However, deductions are not unlimited. For example, real estate income and loss is generally considered passive income and loss for tax purposes. Taxpayers generally cannot use passive activity losses (PALs) to offset ordinary income from employment, self-employment, interest and dividends, or pensions and annuities. The rental real estate loss allowance and real estate professional status are two important exceptions to this rule. In addition, the tax consequences of renting out a vacation home depend upon the amount of time the home is rented and the amount of time you use the home for personal purposes.
As one exception to the PAL rules, taxpayers with adjusted gross incomes of $150,000 or less can claim a rental real estate loss allowance of up to $25,000 for property they actively manage. Active management does not require regular, continuous, or substantial involvement. However, it does require that the taxpayer own at least 10% of the property. Also, to qualify for the exception, married taxpayers must file jointly.

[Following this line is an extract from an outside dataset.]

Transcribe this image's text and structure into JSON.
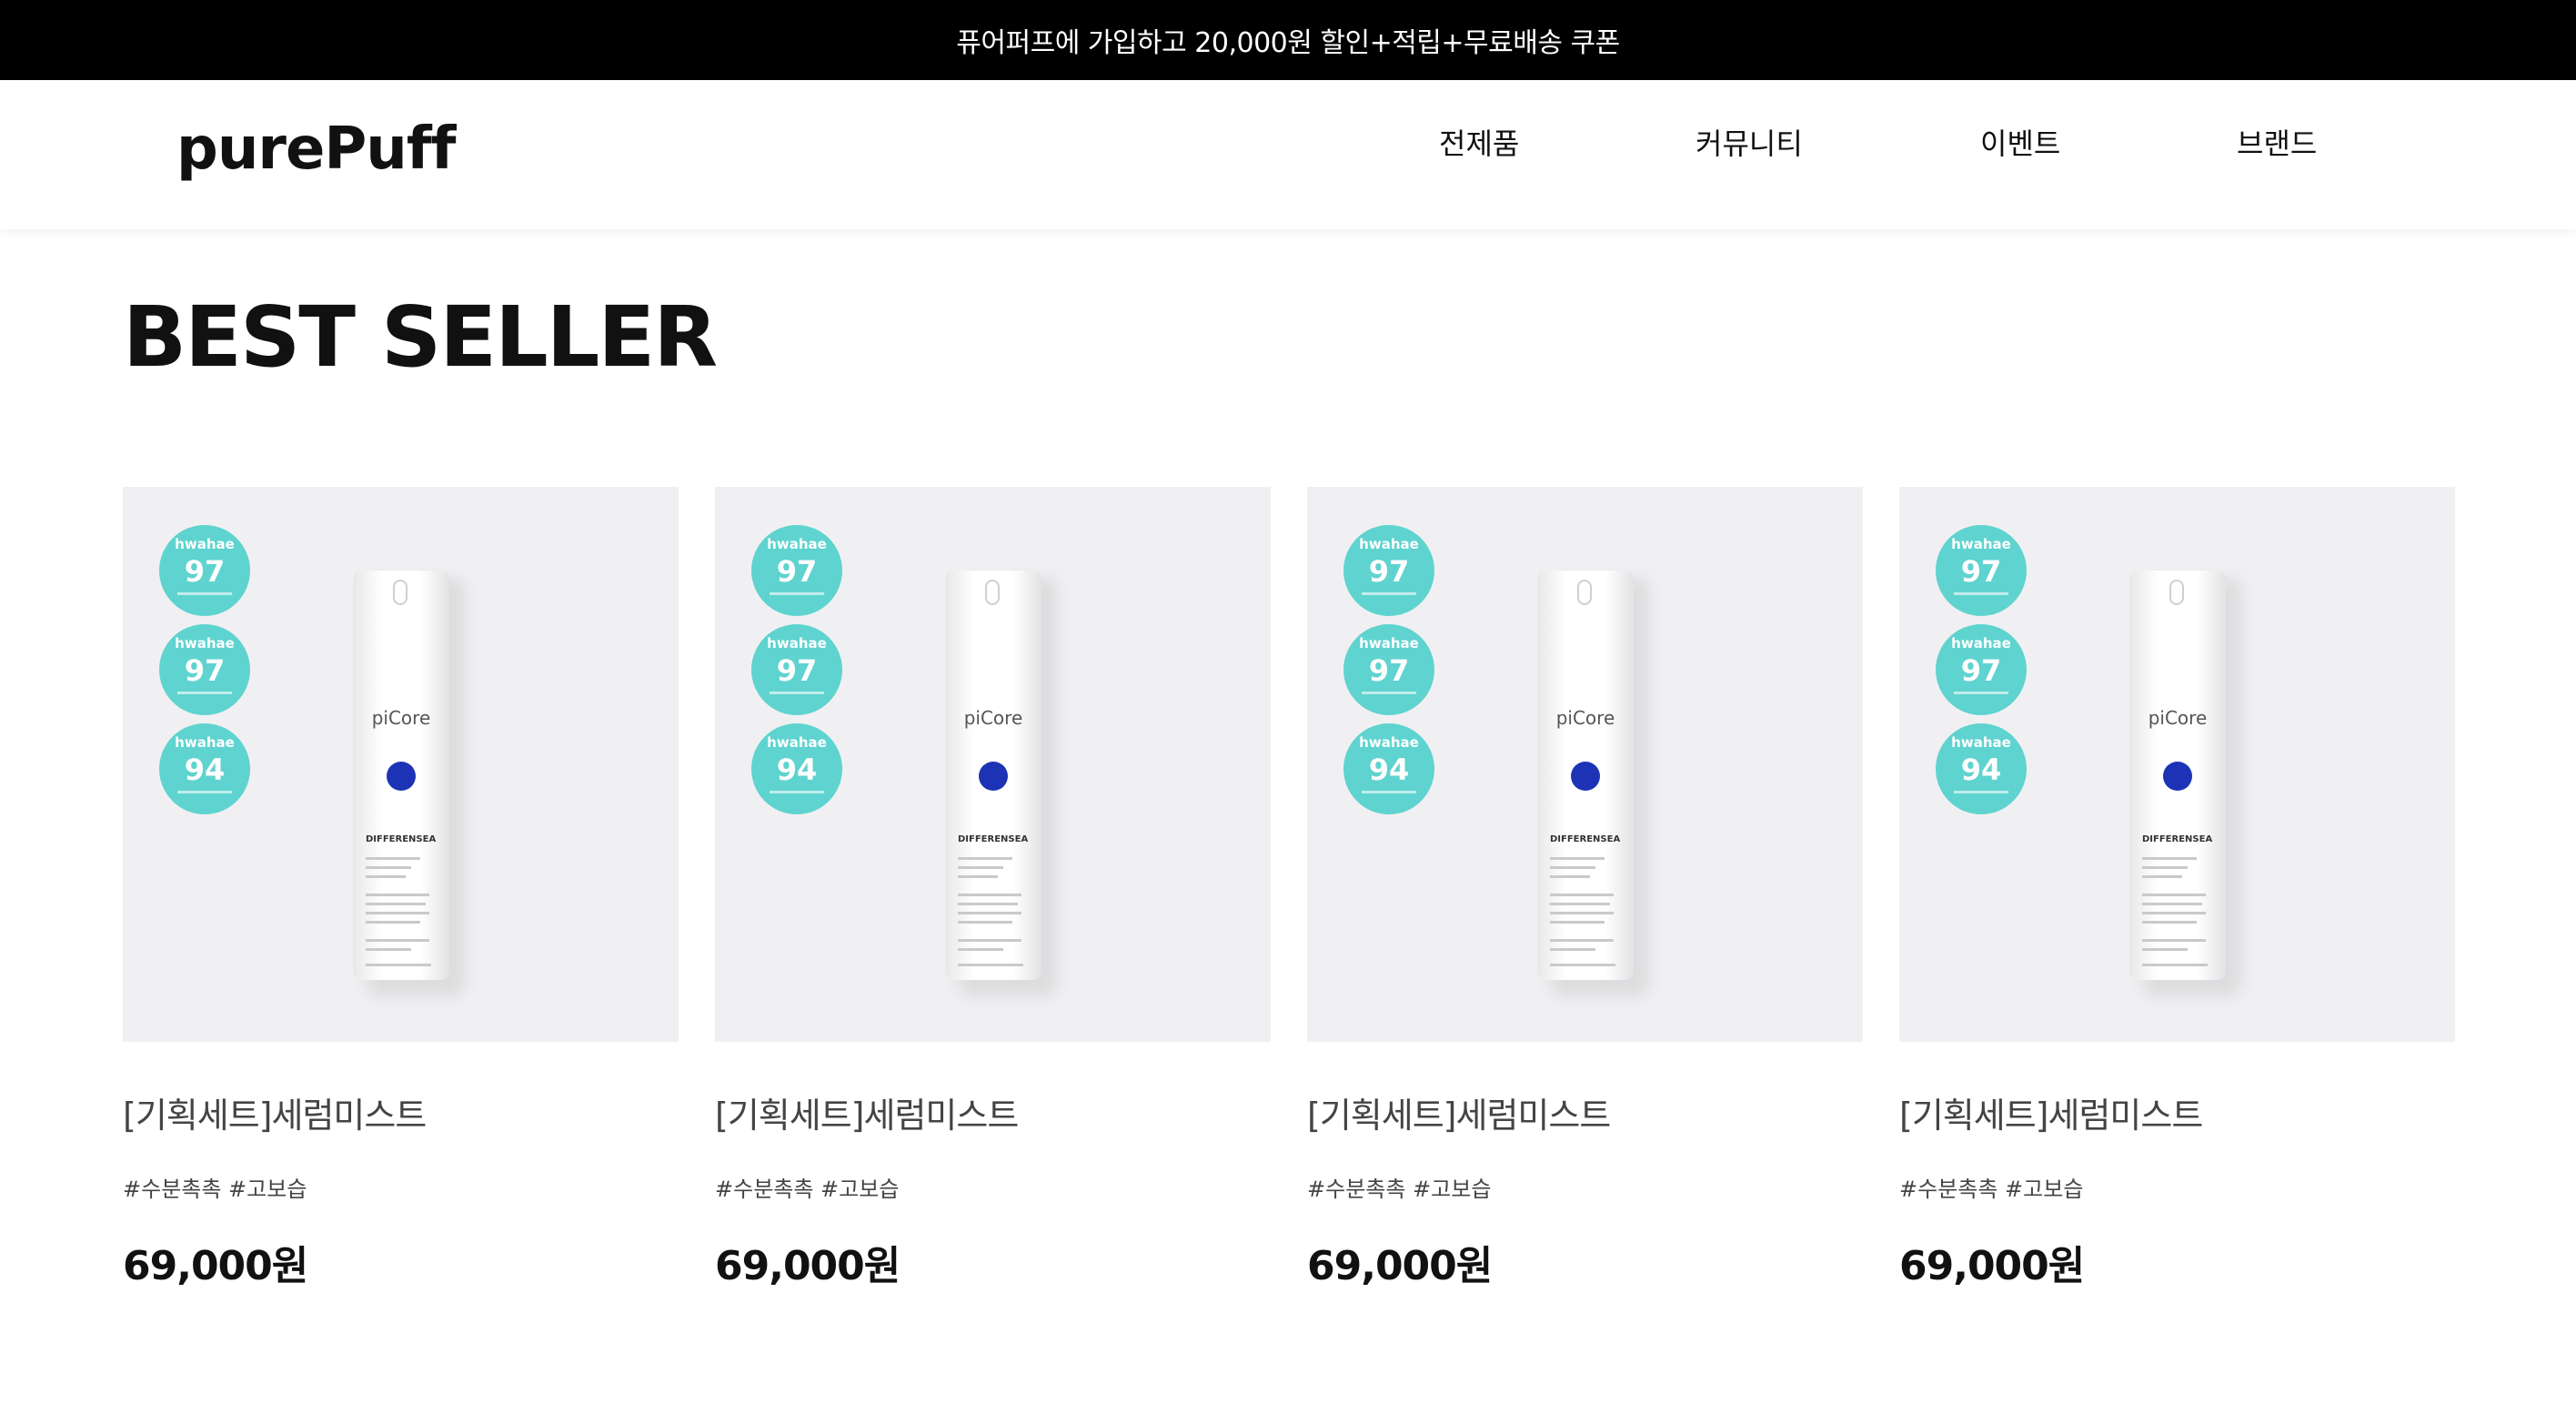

The second exception allows real estate professionals not to treat their rental activity as a passive activity. Therefore, their losses are not limited to passive income. This exception requires material participation by the taxpayer which is demonstrated by meeting one of seven tests. These tests are complex and include the number of hours of participation and the facts and circumstances of the participation in the activity.
Vacation homes are taxed under one of three sets of rules depending on how long the homeowner rents the property. If you rent your vacation home for fewer than 15 days during the year, no rental income is includible in gross income. If you rent the property for 15 or more days during the tax year and it is used by you for the greater of (a) more than 14 days or (b) more than 10% of the number of days during the year for which the home is rented, the rental deductions are limited. Under this limitation, the amount of the rental activity deductions may not exceed the amount by which the gross income derived from such activity exceeds the deductions otherwise allowable for the property, such as interest and taxes.
If you have any questions as to how the rental real estate rules apply to your particular situation, please do not hesitate to call for an appointment. We can assist you in taking advantage of the available tax benefits and develop an overall tax plan.
Reproduced with permission from CCH’s Client Letter, published and copyrighted by CCH Incorporated, 2700 Lake Cook Road, Riverwoods, IL 60015.